Ultrasound contrast agents (UCAs) are micron-sized gas bubbles encapsulated with thin shells on the order of nanometers thick. The damping effects of these viscoelastic coatings are widely known to significantly alter the bubble dynamics for linear and low-amplitude behavior; however, their effects on strongly nonlinear and destruction responses are much less studied.
This dissertation examines the behaviors of single collapsing shelled microbubbles using experimental and theoretical methods. The study of their dynamics is particularly relevant for emerging experimental uses of UCAs which seek to leverage localized mechanical forces to create or avoid specialized biomedical effects. The central component in this work is the study of postexcitation rebound and collapse, observed acoustically to identify shell rupture and transient inertial cavitation of single UCA microbubbles. This time-domain analysis of the acoustic response provides a unique method for characterization of UCA destruction dynamics.
The research contains a systematic documentation of single bubble postexcitation collapse through experimental measurement with the double passive cavitation detection (PCD) system at frequencies ranging from 0.9 to 7.1 MHz and peak rarefactional pressure amplitudes (PRPA) ranging from 230 kPa to 6.37 MPa. The double PCD setup is shown to improve the quality of collected data over previous setups by allowing symmetric responses from a localized confocal region to be identified. Postexcitation signal percentages are shown to generally follow trends consistent with other similar cavitation metrics such as inertial cavitation, with greater destruction observed at both increased PRPA and lower frequency over the tested ranges. Two different types of commercially available UCAs are characterized and found to have very different collapse thresholds; lipid-shelled Definity exhibits greater postexcitation at lower PRPAs than albumin-shelled Optison. Furthermore, by altering the size distributions of these UCAs, it is shown that the shell material has a large influence on the occurrence of postexcitation rebound at all tested frequencies while moderate alteration of the size distribution may only play a role with certain frequency ranges.
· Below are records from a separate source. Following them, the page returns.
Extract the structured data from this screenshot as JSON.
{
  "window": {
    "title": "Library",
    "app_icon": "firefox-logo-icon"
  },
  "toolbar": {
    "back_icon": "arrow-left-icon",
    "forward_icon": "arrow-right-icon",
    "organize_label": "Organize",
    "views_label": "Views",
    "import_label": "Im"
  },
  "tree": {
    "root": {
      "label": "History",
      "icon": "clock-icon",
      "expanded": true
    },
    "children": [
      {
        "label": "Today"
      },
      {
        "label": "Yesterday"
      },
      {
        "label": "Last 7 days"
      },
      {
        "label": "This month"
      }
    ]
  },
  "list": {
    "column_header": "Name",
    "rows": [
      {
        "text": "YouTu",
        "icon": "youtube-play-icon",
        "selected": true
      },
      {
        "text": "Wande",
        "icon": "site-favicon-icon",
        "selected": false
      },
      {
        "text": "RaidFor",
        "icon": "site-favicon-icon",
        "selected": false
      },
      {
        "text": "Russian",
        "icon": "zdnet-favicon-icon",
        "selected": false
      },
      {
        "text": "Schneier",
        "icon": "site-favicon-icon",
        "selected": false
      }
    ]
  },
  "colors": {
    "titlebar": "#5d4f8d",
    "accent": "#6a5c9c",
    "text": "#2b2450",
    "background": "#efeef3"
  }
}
Finally, the conditions which generate this experimental postexcitation signal are examined theoretically using several forms of single bubble models. Evidence is provided for the usefulness of modeling this large amplitude UCA behavior with a size-varying surface tension as described in the Marmottant model; better agreement for lipid-shelled Definity UCAs is obtained by considering the dynamic response with a rupturing shell rather than either a non-rupturing or nonexistent shell. Moreover, the modeling indicates that maximum radial expansion from the initial UCA size is a suitable metric to predict postexcitation collapse, and that both shell rupture and inertial cavitation are necessary conditions to generate this behavior.
Postexcitation analysis is found to be a useful characterization metric for studying the destruction behaviors of single UCAs when measured with the double PCD setup. This work provides quantitative documentation of UCA collapse, exploration into UCA material properties which affect this collapse, and comparison of existing single bubble models with experimentally measured postexcitation signals.